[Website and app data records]
--------------------

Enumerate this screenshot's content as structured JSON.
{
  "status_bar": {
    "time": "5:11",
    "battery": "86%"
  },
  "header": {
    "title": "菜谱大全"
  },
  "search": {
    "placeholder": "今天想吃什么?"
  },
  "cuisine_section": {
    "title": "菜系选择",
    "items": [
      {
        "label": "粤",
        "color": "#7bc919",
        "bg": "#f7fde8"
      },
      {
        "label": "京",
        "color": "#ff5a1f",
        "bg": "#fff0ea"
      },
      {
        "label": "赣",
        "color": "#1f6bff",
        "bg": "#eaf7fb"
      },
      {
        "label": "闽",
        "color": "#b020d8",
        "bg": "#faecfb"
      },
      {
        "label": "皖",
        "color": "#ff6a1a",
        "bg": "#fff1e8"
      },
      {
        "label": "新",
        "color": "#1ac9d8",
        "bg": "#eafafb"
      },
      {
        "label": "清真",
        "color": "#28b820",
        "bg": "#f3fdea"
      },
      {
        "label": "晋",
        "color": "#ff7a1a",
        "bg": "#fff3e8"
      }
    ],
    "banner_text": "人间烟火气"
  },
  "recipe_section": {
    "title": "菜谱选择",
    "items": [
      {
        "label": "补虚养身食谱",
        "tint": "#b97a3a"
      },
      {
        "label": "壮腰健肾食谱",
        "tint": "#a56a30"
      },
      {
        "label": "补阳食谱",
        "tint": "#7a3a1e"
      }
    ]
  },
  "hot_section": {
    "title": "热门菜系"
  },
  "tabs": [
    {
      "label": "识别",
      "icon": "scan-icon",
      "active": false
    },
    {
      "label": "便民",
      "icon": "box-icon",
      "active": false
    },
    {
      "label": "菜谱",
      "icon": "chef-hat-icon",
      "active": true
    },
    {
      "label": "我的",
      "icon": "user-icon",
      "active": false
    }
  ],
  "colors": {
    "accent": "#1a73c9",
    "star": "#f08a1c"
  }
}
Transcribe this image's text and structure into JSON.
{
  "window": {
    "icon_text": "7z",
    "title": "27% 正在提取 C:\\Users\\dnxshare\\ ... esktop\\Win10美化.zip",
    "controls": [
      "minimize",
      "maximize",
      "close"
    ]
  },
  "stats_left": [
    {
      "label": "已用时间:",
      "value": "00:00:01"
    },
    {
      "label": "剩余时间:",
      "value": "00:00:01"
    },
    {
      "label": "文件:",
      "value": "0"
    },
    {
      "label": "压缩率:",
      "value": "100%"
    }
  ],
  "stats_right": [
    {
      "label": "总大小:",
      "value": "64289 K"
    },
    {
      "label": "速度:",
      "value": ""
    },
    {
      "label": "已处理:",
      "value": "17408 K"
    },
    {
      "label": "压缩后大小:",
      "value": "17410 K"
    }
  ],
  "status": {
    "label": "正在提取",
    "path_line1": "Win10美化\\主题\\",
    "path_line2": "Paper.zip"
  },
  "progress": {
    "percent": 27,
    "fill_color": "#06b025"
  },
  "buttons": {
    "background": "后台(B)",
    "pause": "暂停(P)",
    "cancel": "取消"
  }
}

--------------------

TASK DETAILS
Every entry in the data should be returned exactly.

REPLY TO THE EXERCISE
Enumerate this screenshot's content as structured JSON.
{
  "status_bar": {
    "time": "5:11",
    "battery": "86%"
  },
  "header": {
    "title": "菜谱大全"
  },
  "search": {
    "placeholder": "今天想吃什么?"
  },
  "cuisine_section": {
    "title": "菜系选择",
    "items": [
      {
        "label": "粤",
        "color": "#7bc919",
        "bg": "#f7fde8"
      },
      {
        "label": "京",
        "color": "#ff5a1f",
        "bg": "#fff0ea"
      },
      {
        "label": "赣",
        "color": "#1f6bff",
        "bg": "#eaf7fb"
      },
      {
        "label": "闽",
        "color": "#b020d8",
        "bg": "#faecfb"
      },
      {
        "label": "皖",
        "color": "#ff6a1a",
        "bg": "#fff1e8"
      },
      {
        "label": "新",
        "color": "#1ac9d8",
        "bg": "#eafafb"
      },
      {
        "label": "清真",
        "color": "#28b820",
        "bg": "#f3fdea"
      },
      {
        "label": "晋",
        "color": "#ff7a1a",
        "bg": "#fff3e8"
      }
    ],
    "banner_text": "人间烟火气"
  },
  "recipe_section": {
    "title": "菜谱选择",
    "items": [
      {
        "label": "补虚养身食谱",
        "tint": "#b97a3a"
      },
      {
        "label": "壮腰健肾食谱",
        "tint": "#a56a30"
      },
      {
        "label": "补阳食谱",
        "tint": "#7a3a1e"
      }
    ]
  },
  "hot_section": {
    "title": "热门菜系"
  },
  "tabs": [
    {
      "label": "识别",
      "icon": "scan-icon",
      "active": false
    },
    {
      "label": "便民",
      "icon": "box-icon",
      "active": false
    },
    {
      "label": "菜谱",
      "icon": "chef-hat-icon",
      "active": true
    },
    {
      "label": "我的",
      "icon": "user-icon",
      "active": false
    }
  ],
  "colors": {
    "accent": "#1a73c9",
    "star": "#f08a1c"
  }
}
Transcribe this image's text and structure into JSON.
{
  "window": {
    "icon_text": "7z",
    "title": "27% 正在提取 C:\\Users\\dnxshare\\ ... esktop\\Win10美化.zip",
    "controls": [
      "minimize",
      "maximize",
      "close"
    ]
  },
  "stats_left": [
    {
      "label": "已用时间:",
      "value": "00:00:01"
    },
    {
      "label": "剩余时间:",
      "value": "00:00:01"
    },
    {
      "label": "文件:",
      "value": "0"
    },
    {
      "label": "压缩率:",
      "value": "100%"
    }
  ],
  "stats_right": [
    {
      "label": "总大小:",
      "value": "64289 K"
    },
    {
      "label": "速度:",
      "value": ""
    },
    {
      "label": "已处理:",
      "value": "17408 K"
    },
    {
      "label": "压缩后大小:",
      "value": "17410 K"
    }
  ],
  "status": {
    "label": "正在提取",
    "path_line1": "Win10美化\\主题\\",
    "path_line2": "Paper.zip"
  },
  "progress": {
    "percent": 27,
    "fill_color": "#06b025"
  },
  "buttons": {
    "background": "后台(B)",
    "pause": "暂停(P)",
    "cancel": "取消"
  }
}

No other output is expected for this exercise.